The soundtrack is provided in lossless 24-bit DTS-HD Master Audio 5.1 channel at 48 kHz. This isn’t an upgrade from the previous Blu-ray editions (released at least 4 times in the US since 2011) and given the quality probably didn’t have to be. The audio streamed at 4Mbps on average with some peaks and valleys depending on the scene and depth of the audio mix.
The DTS-HD Master Audio track is mostly a frontal approach in terms of the dialogue from the main actors. But, there are some surround sound moments such as Mia and Vincent’s night at Jack Rabbit Slims where you can hear chatter from other tables and guitar music in the back and side speakers. Turn up the volume and you can almost feel like you are there with them.
The audio quality back at Mia’s home (after their night at Jack Rabbit Slims) was a bit odd in that it almost sounded like a hollow tunnel at points (like when Vincent is talking to himself in the loo). It’s sort of an awkward mix that really stands out and for that this movie drops in our audio score. Environmental sounds (part of the original recordings) are abundant in this film and we wonder if there will ever be an audio mix that cleans up distractions and levels off the tracks.
The soundtrack could have used a makeover, not necessarily an Atmos mix, but a revisit of things like background noises and room effects, as well as some inconsistencies in levels. Let’s not lose the dynamics in the dialogue though, or lose any other characteristics to poor compression.

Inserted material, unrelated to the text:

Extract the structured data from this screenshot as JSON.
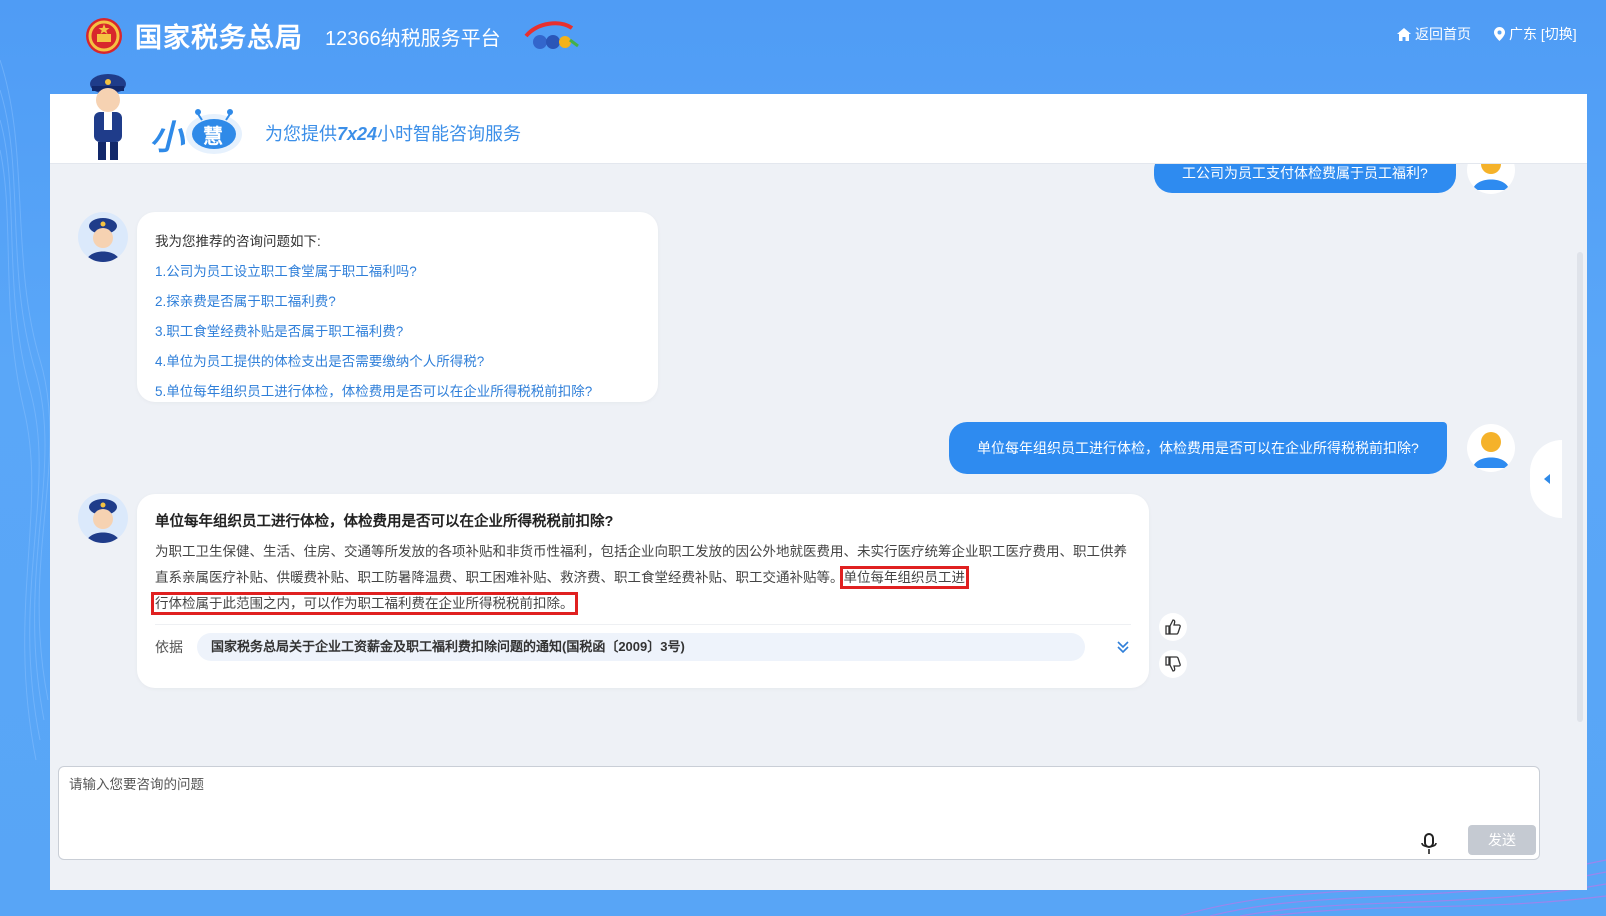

The bonus material is all legacy content, but it’s nice the 4k Blu-ray has a few extras included such as the “Not the Usual Mindless Boring Getting to Know You Chit Chat” and “Here are Some Facts on the Fiction” (both in HD) as well as an enhanced trivia track on the subtitles. Additional special features on the Blu-ray include Pulp Fiction: The Facts – Documentary, Deleted Scenes, Behind the Scenes Montages, Production Design, Siskel & Ebert “At the Movies”- The Tarantino Generation, Independent Spirit Awards, Cannes Film Festival – Palme d’Or Acceptance Speech, Charlie Rose Show, Marketing Gallery, and Still Galleries.
Any Quentin Tarantino movie in 4k is a must for most cinephiles, and Pulp Fiction on 4k Blu-ray is right at the top of the list. As alluded to earlier, watching Pulp Fiction in 4k with HDR is like experiencing the film for the first time. If you’ve got a home theater and projection environment the quality is probably as good, if not better than you could experience in theaters. Pulp Fiction may not provide the best sound experience from beginning to end (at least in our opinion), but the visuals kind of supersede any flaws in audio. This is a must 4k disc for any home theater enthusiast.
3/5 (all legacy)